KKL-JNF booth. Photo: Tania Susskind.


Itzik Moshe. Photo: Tania Susskind.

"Personally, I am not directly involved in agricultural research, but the world is interconnected. The R&D developed a method of irrigation based on recycled water, which we would like to implement at KKL-JNF's Gilat tree nursery, where we use a tremendous amount of water. The project is ready to roll, and we are looking for a donor to support it."
Grapes in Greenhouses
One of the most exciting new projects at the Western Negev R&D is seedless edible grapes grown in greenhouses. The local farmers are very interested, because grapes are much less labor intensive than tomatoes and peppers, they demand less equipment, and they don't need attention 365 days a year. According to Baruch Luzon, deputy regional director of the Ministry of Agriculture, the advantage of growing grapes in the Negev is that it will be possible to market them out of season and to get a very good price for them. The grapes are sweet and tangy, and now that the experiment has proved a success, it is expected that they will be grown for commercial production in the near future.


Seedless edible grapes grown in greenhouses. Photo:Tania Susskind.

Coping with Kassam Rockets
The Western Negev R&D is located very close to the Gaza Strip, and one of the greenhouses was hit by a Kassam rocket fired by Palestinians during the recent Pillar of Defense military campaign. Hadar Fadida, an R&D employee, said that during the hostilities, the army had closed the road to the R&D, "but from where I live, there is a back road by which I can get to work. There are things that must be done which are critical for our research, so some of us decided to go to work anyway. However, we never made it, because the army had set up a roadblock and sent us straight back home. That was the day the rocket fell directly on the R&D." Visitors to the fair could see the remains of the rocket and the damage done to the greenhouse, which was where experiments on lessening manual labor for tomatoes were being conducted.
Flowers – Extending Shelf Life and Cold-Loving Peonies in the Desert
Peonies are a flower that love cold and are grown in Holland in the cool months preceding the Dutch summer. The R&D developed methods of growing them during the Israeli winter, in order to market them in Europe during a time of the year when they are not available. Various methods of providing the flowers with the degree of cold they are used to, were found, including special growing platforms that allow the farmers to move the flowers to refrigerators a few hours every day. In off-season, the farmers earn between one and two euros for each flower.

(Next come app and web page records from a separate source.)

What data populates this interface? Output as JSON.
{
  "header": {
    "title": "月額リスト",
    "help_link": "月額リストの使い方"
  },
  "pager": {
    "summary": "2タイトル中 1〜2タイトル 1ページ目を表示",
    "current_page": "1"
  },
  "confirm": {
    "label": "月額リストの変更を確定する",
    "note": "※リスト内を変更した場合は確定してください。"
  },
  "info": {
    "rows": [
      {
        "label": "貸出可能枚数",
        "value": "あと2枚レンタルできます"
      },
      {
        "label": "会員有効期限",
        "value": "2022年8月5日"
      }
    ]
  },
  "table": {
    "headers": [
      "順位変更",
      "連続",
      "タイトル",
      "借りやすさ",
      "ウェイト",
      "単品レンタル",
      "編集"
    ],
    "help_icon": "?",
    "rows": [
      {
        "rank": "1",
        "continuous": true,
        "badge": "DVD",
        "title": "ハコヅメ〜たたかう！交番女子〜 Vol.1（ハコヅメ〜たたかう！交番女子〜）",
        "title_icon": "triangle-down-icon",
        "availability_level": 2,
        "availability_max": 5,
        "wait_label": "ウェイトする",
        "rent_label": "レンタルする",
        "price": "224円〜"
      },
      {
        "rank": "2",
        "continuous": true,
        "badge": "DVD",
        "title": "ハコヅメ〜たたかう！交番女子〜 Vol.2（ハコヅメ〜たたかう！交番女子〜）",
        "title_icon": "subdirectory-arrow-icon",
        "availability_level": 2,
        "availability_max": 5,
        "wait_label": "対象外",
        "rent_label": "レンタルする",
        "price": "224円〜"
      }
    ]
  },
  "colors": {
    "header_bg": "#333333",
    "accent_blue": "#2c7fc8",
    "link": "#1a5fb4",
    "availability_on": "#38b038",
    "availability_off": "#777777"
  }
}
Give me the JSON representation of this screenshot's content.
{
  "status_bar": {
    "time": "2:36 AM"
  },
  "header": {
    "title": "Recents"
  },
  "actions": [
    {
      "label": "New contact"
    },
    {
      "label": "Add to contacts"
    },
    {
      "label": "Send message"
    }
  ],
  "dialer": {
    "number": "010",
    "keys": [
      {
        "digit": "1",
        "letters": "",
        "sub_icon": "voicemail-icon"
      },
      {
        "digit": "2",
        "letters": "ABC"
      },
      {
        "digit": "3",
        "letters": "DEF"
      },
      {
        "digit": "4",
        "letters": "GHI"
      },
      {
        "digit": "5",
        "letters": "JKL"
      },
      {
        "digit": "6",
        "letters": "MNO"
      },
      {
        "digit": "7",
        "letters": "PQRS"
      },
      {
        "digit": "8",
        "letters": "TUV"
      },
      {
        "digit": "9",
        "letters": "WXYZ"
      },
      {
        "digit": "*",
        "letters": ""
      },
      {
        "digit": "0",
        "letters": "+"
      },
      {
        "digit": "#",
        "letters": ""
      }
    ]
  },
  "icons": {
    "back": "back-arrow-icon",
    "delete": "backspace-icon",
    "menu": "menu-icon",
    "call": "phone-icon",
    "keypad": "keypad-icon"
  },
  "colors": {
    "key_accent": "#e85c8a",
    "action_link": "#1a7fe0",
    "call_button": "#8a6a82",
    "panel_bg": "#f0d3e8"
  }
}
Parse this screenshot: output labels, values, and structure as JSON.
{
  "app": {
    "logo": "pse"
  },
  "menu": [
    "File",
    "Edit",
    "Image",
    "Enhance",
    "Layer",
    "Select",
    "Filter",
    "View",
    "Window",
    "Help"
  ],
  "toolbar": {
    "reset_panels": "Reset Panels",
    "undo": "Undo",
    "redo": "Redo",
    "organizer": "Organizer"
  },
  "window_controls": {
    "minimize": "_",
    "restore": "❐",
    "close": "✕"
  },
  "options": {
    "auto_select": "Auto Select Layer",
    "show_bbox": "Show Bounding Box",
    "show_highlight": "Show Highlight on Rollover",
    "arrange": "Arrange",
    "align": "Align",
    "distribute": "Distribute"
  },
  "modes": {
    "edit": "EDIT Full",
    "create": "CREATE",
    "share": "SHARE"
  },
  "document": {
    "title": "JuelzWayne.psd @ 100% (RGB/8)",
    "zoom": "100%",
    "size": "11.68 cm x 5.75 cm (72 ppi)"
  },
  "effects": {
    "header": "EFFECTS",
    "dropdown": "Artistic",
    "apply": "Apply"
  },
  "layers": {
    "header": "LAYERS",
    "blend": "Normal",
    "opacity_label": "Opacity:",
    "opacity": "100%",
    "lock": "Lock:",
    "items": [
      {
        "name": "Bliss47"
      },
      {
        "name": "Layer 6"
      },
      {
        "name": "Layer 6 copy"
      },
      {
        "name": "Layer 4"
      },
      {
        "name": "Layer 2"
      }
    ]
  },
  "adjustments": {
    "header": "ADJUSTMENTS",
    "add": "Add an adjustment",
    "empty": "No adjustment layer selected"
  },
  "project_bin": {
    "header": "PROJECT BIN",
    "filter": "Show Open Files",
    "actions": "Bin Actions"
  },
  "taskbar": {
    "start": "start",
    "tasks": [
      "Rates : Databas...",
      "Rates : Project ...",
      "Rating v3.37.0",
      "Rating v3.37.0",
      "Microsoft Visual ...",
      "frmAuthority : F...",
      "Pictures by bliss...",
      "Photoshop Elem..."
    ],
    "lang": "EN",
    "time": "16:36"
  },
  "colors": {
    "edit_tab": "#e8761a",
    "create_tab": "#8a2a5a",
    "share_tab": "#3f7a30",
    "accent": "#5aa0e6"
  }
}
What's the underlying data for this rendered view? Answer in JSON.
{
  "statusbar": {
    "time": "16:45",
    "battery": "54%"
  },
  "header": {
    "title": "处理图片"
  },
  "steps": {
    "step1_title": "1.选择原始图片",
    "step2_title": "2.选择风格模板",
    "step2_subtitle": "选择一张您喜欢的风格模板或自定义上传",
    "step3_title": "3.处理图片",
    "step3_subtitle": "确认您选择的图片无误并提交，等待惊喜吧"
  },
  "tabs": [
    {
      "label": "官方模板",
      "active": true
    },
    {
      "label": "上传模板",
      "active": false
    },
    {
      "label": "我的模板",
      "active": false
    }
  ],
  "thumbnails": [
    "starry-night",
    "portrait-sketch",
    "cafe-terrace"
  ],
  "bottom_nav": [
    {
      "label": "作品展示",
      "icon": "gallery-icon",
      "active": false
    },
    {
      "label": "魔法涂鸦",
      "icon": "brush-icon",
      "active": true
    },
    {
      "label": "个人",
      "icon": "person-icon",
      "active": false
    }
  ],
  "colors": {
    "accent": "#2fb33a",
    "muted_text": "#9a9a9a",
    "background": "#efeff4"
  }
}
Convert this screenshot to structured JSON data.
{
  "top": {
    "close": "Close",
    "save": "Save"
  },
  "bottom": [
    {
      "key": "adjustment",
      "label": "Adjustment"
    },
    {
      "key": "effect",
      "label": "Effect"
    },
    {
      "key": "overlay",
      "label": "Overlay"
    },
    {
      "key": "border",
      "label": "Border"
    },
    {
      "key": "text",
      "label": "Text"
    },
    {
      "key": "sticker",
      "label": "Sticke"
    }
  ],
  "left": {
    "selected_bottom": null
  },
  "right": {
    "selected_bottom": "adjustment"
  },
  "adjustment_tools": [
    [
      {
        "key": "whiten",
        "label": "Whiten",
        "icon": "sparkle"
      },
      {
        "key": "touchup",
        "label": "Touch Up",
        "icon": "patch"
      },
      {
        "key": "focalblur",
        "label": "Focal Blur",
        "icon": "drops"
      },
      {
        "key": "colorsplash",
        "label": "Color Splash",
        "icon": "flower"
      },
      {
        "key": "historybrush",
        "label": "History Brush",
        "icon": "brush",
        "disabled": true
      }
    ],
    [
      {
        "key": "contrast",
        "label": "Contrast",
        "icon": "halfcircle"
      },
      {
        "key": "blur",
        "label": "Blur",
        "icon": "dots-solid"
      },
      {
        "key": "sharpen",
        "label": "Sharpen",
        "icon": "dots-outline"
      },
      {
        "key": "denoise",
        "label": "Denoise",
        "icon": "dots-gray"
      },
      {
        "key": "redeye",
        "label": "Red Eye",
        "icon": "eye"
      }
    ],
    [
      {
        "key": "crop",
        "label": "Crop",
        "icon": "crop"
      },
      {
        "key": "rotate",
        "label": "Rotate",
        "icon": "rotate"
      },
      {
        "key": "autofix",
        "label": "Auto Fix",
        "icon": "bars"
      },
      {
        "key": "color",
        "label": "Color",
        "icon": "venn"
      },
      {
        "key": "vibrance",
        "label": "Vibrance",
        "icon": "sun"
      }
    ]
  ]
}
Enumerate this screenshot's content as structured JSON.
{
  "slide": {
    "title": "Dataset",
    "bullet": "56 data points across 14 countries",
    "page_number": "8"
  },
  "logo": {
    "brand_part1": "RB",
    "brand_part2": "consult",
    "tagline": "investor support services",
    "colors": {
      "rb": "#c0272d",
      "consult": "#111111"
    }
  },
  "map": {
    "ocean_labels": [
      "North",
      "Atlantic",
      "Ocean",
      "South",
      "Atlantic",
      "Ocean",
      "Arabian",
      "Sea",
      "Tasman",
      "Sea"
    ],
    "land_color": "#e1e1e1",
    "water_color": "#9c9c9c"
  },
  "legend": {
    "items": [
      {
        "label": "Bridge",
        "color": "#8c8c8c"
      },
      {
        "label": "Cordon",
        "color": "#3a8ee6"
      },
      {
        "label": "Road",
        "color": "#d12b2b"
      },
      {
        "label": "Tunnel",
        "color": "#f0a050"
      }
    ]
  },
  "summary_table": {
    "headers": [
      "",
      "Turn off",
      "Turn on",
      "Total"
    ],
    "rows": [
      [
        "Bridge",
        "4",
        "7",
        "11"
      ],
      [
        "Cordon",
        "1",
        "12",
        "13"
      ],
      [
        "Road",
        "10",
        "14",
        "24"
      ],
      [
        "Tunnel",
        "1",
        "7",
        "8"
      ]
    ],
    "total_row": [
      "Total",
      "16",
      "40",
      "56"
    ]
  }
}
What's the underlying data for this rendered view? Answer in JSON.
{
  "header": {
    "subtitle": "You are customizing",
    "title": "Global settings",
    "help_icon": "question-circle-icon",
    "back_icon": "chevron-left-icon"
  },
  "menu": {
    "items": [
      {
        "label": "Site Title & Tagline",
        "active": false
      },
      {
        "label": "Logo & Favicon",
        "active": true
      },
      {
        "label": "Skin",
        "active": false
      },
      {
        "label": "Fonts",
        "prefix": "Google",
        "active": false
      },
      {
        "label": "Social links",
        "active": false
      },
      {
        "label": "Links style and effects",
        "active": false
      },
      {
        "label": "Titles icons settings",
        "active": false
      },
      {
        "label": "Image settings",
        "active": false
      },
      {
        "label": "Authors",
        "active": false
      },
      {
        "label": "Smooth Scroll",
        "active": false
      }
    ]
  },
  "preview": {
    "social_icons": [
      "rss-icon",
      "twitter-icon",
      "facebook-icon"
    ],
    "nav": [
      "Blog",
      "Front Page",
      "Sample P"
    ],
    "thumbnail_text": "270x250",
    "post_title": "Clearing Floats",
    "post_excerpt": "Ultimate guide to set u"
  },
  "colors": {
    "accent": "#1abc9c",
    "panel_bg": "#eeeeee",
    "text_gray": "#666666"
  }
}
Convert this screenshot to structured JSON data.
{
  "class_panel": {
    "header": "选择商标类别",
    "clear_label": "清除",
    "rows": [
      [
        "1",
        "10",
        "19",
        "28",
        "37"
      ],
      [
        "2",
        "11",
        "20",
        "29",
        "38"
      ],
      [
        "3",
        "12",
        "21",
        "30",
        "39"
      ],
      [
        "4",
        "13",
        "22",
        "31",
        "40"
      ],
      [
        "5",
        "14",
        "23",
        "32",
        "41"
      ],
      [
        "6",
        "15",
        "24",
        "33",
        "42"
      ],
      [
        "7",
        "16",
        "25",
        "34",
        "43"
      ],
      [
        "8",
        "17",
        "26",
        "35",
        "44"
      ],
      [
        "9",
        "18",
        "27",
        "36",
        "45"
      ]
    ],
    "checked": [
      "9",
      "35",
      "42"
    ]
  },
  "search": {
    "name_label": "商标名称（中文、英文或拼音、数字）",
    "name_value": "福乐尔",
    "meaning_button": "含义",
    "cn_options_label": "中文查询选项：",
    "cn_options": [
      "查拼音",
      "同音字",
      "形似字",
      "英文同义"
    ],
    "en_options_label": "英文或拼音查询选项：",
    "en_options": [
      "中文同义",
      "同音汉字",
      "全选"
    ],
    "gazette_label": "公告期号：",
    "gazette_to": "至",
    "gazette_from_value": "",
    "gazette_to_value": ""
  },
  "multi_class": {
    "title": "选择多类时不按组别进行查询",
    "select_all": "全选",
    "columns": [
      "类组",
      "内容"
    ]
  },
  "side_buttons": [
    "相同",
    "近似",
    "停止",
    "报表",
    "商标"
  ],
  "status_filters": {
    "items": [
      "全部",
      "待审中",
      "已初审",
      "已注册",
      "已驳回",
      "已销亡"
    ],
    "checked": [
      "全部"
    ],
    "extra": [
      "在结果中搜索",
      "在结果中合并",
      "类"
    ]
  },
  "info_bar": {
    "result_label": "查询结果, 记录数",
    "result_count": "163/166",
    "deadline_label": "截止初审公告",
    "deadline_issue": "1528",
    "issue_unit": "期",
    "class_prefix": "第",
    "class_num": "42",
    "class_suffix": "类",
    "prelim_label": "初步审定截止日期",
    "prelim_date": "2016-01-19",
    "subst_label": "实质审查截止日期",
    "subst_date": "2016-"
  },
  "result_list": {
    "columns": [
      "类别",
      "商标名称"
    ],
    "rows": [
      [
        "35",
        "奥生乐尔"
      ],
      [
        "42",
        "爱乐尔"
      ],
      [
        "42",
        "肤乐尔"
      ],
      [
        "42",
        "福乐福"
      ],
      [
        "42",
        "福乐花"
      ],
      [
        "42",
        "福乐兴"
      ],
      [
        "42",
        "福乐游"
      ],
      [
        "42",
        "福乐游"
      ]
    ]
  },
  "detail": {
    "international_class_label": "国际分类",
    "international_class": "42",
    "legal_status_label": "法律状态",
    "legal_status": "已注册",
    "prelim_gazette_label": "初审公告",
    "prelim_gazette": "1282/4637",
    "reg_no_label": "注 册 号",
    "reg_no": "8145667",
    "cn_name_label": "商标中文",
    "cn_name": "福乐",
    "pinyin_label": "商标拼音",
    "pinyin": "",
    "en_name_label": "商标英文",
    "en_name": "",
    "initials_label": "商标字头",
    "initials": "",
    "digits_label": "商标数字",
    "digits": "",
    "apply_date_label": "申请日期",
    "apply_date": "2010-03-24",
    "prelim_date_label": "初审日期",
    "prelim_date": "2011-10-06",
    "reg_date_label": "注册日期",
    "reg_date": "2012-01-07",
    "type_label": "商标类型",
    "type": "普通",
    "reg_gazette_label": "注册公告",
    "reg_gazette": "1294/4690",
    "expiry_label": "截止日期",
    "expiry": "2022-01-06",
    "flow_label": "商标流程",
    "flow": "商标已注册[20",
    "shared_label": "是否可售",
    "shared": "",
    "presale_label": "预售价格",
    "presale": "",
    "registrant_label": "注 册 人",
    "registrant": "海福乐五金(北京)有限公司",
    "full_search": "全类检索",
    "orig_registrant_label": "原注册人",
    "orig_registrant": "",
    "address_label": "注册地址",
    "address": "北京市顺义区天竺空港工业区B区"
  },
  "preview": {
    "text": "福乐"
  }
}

Peonies. Photo: Tania Susskind.


Suspended strawberries. Photo: Tania Susskind.

Once different species of flowers have successfully been grown in the Negev, it is of cardinal importance to extend their shelf life as long as possible. Towards that end, the R&D has an observation room where the influence of variables such as temperature, light intensity and moisture is measured. Conditions of shipment by air or sea are simulated in the observation room, which is also where local farmers can see the new strains that have been developed at the R&D.
Suspended Strawberries
Training strawberry vines to climb and grow off the ground in greenhouses began in Israel about eleven years ago. The advantages of this method are that the strawberries are much easier to pick, the fruit is more beautiful and cleaner than when it's on the ground, the shelf life is longer, and the fruit is less susceptible to disease and pests that attack it on the ground, so it's possible to use fewer pesticides. In addition, the strawberries are harvested from the end of October to the end of April, which gives local farmers a marketing advantage over growers in Israel's central region. There are now about fifty dunams of strawberries grown by this method in the western Negev.
KKL-JNF – Moral, Professional and Creative Support


Seedlings growing at the R&D station. Photo: Tania Susskind.

"Even if we didn’t receive a cent from KKL-JNF – and don’t forget, they are responsible for 50% of our budget - KKL-JNF would be the most important people in our lives." Myron Sofer, director of the R&D, summed up the R&D's connection to KKL-JNF. "They are our partners every step of the way. KKL-JNF also brings us visitors from all over the world, who are fascinated by what we're doing here. For us, KKL-JNF is like family."